(Beginning of Exercise input)
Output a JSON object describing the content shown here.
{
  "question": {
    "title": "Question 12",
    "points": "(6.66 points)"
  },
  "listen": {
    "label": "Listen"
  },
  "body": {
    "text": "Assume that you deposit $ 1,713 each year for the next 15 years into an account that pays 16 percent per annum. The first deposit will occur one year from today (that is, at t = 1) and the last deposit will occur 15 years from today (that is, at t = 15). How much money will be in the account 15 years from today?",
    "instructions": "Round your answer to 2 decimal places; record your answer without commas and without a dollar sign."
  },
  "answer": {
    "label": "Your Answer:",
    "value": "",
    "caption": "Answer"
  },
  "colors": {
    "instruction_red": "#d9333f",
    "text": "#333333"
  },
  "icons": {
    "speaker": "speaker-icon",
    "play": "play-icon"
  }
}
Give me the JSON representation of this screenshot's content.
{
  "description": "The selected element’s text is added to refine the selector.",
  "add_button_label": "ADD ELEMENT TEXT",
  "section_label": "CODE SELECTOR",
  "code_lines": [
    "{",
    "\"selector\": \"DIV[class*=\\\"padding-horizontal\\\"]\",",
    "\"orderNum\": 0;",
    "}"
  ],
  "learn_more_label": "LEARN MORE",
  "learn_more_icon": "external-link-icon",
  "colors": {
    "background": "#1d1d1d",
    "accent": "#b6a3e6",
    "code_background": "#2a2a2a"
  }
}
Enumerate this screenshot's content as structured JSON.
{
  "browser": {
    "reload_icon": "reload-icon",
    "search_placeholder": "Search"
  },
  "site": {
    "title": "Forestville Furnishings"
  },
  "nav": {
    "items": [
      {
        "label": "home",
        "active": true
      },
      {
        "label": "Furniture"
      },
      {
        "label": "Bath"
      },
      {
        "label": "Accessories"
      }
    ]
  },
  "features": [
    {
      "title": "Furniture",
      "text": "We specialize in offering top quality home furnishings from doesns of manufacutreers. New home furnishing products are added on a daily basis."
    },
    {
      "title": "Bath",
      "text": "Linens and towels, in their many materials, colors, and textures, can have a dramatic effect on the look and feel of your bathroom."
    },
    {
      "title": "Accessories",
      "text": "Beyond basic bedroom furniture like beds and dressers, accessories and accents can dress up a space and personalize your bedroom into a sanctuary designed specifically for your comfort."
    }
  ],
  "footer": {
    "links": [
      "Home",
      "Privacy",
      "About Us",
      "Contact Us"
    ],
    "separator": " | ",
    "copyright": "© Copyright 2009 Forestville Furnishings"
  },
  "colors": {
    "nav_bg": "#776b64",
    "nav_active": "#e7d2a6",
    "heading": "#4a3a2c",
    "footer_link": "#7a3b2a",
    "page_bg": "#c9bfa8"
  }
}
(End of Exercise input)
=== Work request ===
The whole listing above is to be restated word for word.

=== Expected answer ===
Output a JSON object describing the content shown here.
{
  "question": {
    "title": "Question 12",
    "points": "(6.66 points)"
  },
  "listen": {
    "label": "Listen"
  },
  "body": {
    "text": "Assume that you deposit $ 1,713 each year for the next 15 years into an account that pays 16 percent per annum. The first deposit will occur one year from today (that is, at t = 1) and the last deposit will occur 15 years from today (that is, at t = 15). How much money will be in the account 15 years from today?",
    "instructions": "Round your answer to 2 decimal places; record your answer without commas and without a dollar sign."
  },
  "answer": {
    "label": "Your Answer:",
    "value": "",
    "caption": "Answer"
  },
  "colors": {
    "instruction_red": "#d9333f",
    "text": "#333333"
  },
  "icons": {
    "speaker": "speaker-icon",
    "play": "play-icon"
  }
}
Give me the JSON representation of this screenshot's content.
{
  "description": "The selected element’s text is added to refine the selector.",
  "add_button_label": "ADD ELEMENT TEXT",
  "section_label": "CODE SELECTOR",
  "code_lines": [
    "{",
    "\"selector\": \"DIV[class*=\\\"padding-horizontal\\\"]\",",
    "\"orderNum\": 0;",
    "}"
  ],
  "learn_more_label": "LEARN MORE",
  "learn_more_icon": "external-link-icon",
  "colors": {
    "background": "#1d1d1d",
    "accent": "#b6a3e6",
    "code_background": "#2a2a2a"
  }
}
Enumerate this screenshot's content as structured JSON.
{
  "browser": {
    "reload_icon": "reload-icon",
    "search_placeholder": "Search"
  },
  "site": {
    "title": "Forestville Furnishings"
  },
  "nav": {
    "items": [
      {
        "label": "home",
        "active": true
      },
      {
        "label": "Furniture"
      },
      {
        "label": "Bath"
      },
      {
        "label": "Accessories"
      }
    ]
  },
  "features": [
    {
      "title": "Furniture",
      "text": "We specialize in offering top quality home furnishings from doesns of manufacutreers. New home furnishing products are added on a daily basis."
    },
    {
      "title": "Bath",
      "text": "Linens and towels, in their many materials, colors, and textures, can have a dramatic effect on the look and feel of your bathroom."
    },
    {
      "title": "Accessories",
      "text": "Beyond basic bedroom furniture like beds and dressers, accessories and accents can dress up a space and personalize your bedroom into a sanctuary designed specifically for your comfort."
    }
  ],
  "footer": {
    "links": [
      "Home",
      "Privacy",
      "About Us",
      "Contact Us"
    ],
    "separator": " | ",
    "copyright": "© Copyright 2009 Forestville Furnishings"
  },
  "colors": {
    "nav_bg": "#776b64",
    "nav_active": "#e7d2a6",
    "heading": "#4a3a2c",
    "footer_link": "#7a3b2a",
    "page_bg": "#c9bfa8"
  }
}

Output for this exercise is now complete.